So before selling a gun, determine if it’s usable. To do this, fully disassemble the gun. Check its barrel for obstructions and its parts for abnormal wear. Then locate the engraving on its barrel to verify its gauge or caliber. If it’s a gun made in the 1900s or later, chances are it’s just fine. But if it’s an antique gun, shows signs of structural damage or parts of it just seem janky, unfitting or weird, take it to a qualified gunsmith for a second opinion before firing it. Once you determine it works and is usable, it may influence your decision on whether to sell it.
Does it Fill a Need?
Let’s say you obtained the Mossberg from an abandoned storage unit and it’s not a family heirloom. Let’s say that it’s in good condition, shoots great, and so it may fetch $250. Now, let’s pretend like you already have a Remington 870—or perhaps even another Mossberg 500—and so you really don’t need another 12-gauge pump shotgun. This might be the perfect gun to sell. You could even take the proceeds to help pay for another gun of a caliber or model that does serve a need. A trade might even be better. Perhaps you need a 9mm handgun, but your neighbor—who’s flush with 9mms—needs a shotgun. There you go.
Can You Get Another One?

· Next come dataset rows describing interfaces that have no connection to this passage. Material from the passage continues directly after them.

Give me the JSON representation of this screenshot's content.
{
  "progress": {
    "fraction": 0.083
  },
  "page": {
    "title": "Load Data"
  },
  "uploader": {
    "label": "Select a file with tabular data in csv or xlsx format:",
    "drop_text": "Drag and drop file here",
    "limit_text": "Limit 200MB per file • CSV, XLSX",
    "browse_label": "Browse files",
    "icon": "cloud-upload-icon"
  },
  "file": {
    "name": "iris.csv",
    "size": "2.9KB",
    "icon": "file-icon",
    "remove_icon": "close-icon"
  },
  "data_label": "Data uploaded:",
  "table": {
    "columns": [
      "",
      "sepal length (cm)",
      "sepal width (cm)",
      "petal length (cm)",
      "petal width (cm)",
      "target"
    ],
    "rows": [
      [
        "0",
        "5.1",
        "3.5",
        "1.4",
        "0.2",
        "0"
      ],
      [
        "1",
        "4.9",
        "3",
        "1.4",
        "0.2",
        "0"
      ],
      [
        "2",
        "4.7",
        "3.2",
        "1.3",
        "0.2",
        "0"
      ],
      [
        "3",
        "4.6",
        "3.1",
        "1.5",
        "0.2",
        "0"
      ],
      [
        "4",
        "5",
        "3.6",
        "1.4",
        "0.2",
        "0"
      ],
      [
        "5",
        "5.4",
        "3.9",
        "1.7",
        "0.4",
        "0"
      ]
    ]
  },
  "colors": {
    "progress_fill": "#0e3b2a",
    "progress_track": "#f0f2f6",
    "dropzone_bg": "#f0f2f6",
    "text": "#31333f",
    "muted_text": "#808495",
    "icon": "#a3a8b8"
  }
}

Over the years I’ve rarely met people who say, “Yep, that $200 was the best money I’ve ever made. I’m so glad I sold that old gun!”
Rather, I hear: “Dang! What was I thinking selling that old gem for $200? I guess I just needed the money at the time, but man, I regret it.”
Truth is, most gun-friendly folks like guns whether they are heirlooms, cheap, expensive, old, new, mass-made, one-of-a-kind or whatever else. Guns are tools that can be used to provide for the family; they can be heirlooms in the future even if they aren’t at the moment; they may increase in value, and you may need them someday as your needs change. Perhaps just looking at the old gun you found makes you smile because it reminds you of the good ole’ days.. For these reasons and more, people often regret selling any guns.
So, the last question to ask yourself is: Can I get a similar gun in the future if I regret selling this one? For heirlooms, the answer is no, just as it is for one-of-a-kind guns like those that have custom features or your grandfather’s initials carved into its stock.
But again, let’s consider the Mossberg 500. If the gun is plain in every way—with no documentable history or unique markings—you can easily pick a used one up for around $250 at nearly any gun show or pawnshop. And if your nephew decides he wants to go hunting 10 years from now, you can always buy him a new one for around $350. So if the gun you found is easy to find again, making the decision to sell is all that much easier.
However, perhaps the gun you uncovered in your grandfather’s attic wasn’t a Mossberg 500, but rather his old L.C. Smith double barrel. Maybe the gun is in great condition and worth $9,500 because there aren’t many like it around and it's highly collectible. Ten grand could help you out about now, no doubt. But if you sold it, you’ll never be able to regain that piece of family history, much less be able to down a duck with it on a cold December day, much like your grandfather did.
So, should you sell it? You’ll have to answer that question on your own.
*Before selling any firearm, it’s incumbent on the seller to check state and local laws. In many--but not all--jurisdictions, it’s legal to sell long guns to another individual of the same state, but not handguns. Remember, ignorance is not a defense. Consult the law before you sell.